ASSIGNMENT ::
Among the records below, find the lines with the word "name" and copy them.

Start of DATASET RECORDS

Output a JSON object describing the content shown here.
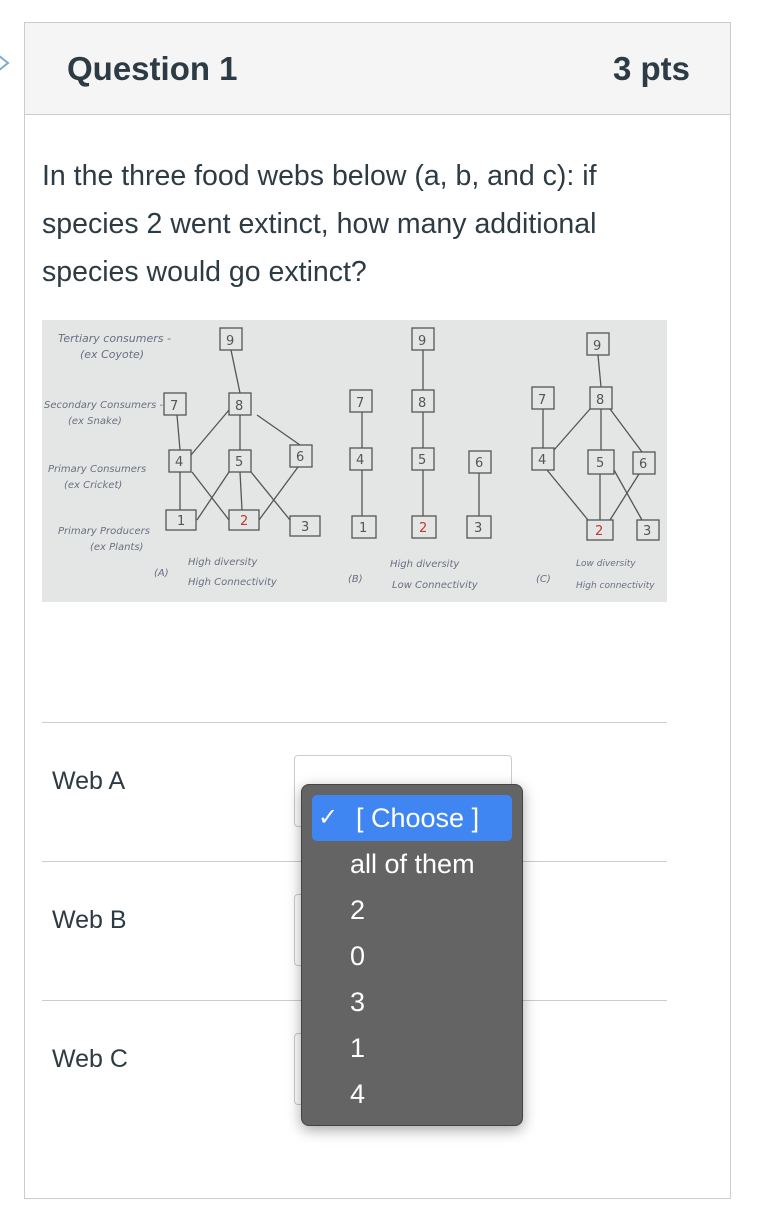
{
  "question": {
    "title": "Question 1",
    "points": "3 pts",
    "text": "In the three food webs below (a, b, and c):  if species 2 went extinct, how many additional species would go extinct?"
  },
  "figure": {
    "trophic_levels": [
      {
        "name": "Tertiary consumers -",
        "example": "(ex Coyote)"
      },
      {
        "name": "Secondary Consumers -",
        "example": "(ex Snake)"
      },
      {
        "name": "Primary Consumers",
        "example": "(ex Cricket)"
      },
      {
        "name": "Primary Producers",
        "example": "(ex Plants)"
      }
    ],
    "webs": [
      {
        "letter": "(A)",
        "diversity": "High diversity",
        "connectivity": "High Connectivity"
      },
      {
        "letter": "(B)",
        "diversity": "High diversity",
        "connectivity": "Low Connectivity"
      },
      {
        "letter": "(C)",
        "diversity": "Low diversity",
        "connectivity": "High connectivity"
      }
    ],
    "species_numbers": [
      "1",
      "2",
      "3",
      "4",
      "5",
      "6",
      "7",
      "8",
      "9"
    ]
  },
  "answers": [
    {
      "label": "Web A"
    },
    {
      "label": "Web B"
    },
    {
      "label": "Web C"
    }
  ],
  "dropdown": {
    "selected": "[ Choose ]",
    "options": [
      "all of them",
      "2",
      "0",
      "3",
      "1",
      "4"
    ],
    "check_icon": "checkmark-icon",
    "selected_color": "#3f86f2"
  }
}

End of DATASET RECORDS

SOLUTION TO THE EXERCISE ::
        "name": "Tertiary consumers -",
        "name": "Secondary Consumers -",
        "name": "Primary Consumers",
        "name": "Primary Producers",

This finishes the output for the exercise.